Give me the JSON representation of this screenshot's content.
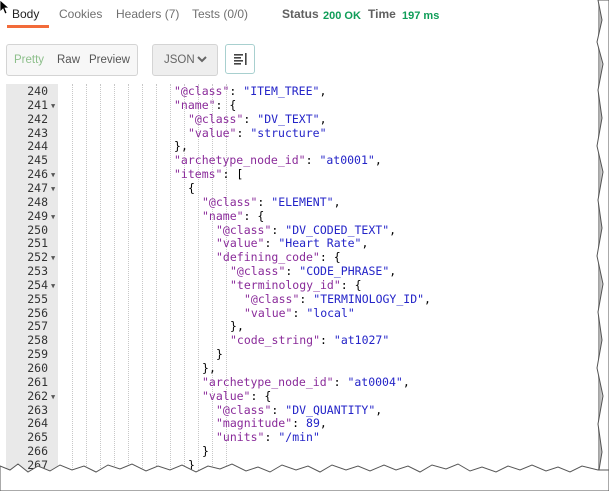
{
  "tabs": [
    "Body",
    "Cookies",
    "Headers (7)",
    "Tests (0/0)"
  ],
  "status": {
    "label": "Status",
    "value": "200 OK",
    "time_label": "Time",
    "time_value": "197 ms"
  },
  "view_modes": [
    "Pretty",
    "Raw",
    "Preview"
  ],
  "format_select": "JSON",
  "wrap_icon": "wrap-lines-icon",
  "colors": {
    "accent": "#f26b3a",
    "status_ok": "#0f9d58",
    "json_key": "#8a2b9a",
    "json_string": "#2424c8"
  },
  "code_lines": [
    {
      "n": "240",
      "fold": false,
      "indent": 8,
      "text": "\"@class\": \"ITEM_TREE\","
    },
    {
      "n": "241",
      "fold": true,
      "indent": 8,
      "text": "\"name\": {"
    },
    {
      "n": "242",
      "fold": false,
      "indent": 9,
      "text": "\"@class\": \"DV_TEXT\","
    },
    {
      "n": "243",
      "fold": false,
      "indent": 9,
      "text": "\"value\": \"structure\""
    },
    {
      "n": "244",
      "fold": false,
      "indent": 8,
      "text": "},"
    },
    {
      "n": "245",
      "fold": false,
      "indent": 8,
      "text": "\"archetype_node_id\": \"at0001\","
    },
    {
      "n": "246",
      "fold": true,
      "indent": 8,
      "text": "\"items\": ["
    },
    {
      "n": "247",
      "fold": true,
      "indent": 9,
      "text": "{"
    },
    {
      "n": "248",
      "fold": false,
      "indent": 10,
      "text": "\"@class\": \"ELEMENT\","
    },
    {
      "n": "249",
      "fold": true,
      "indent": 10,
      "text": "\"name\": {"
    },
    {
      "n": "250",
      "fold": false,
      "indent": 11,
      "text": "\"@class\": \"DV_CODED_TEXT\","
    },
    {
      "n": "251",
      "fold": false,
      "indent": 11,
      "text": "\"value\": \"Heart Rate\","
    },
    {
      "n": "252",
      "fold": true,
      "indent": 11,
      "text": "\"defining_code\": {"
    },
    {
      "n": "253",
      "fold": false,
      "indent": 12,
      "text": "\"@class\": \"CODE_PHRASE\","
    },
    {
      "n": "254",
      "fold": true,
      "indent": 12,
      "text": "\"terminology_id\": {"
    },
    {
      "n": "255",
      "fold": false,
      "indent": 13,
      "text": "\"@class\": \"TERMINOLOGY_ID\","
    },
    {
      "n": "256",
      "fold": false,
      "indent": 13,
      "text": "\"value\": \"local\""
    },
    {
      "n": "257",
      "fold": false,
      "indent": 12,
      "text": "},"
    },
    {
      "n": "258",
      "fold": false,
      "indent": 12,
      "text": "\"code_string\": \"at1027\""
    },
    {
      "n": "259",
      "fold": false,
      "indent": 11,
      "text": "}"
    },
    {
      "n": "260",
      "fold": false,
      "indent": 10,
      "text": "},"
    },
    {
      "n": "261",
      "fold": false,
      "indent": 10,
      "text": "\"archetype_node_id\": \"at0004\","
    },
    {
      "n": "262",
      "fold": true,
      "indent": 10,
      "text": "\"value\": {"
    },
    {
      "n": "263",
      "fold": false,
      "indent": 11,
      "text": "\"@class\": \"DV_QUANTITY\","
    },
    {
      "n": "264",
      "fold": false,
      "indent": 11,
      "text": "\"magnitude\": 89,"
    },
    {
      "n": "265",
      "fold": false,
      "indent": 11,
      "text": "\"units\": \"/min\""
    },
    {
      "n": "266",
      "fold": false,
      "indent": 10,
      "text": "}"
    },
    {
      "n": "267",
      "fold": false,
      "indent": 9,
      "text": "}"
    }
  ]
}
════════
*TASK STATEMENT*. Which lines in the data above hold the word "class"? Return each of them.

*ANSWER AREA*.
      "text": "\"@class\": \"ITEM_TREE\","
      "text": "\"@class\": \"DV_TEXT\","
      "text": "\"@class\": \"ELEMENT\","
      "text": "\"@class\": \"DV_CODED_TEXT\","
      "text": "\"@class\": \"CODE_PHRASE\","
      "text": "\"@class\": \"TERMINOLOGY_ID\","
      "text": "\"@class\": \"DV_QUANTITY\","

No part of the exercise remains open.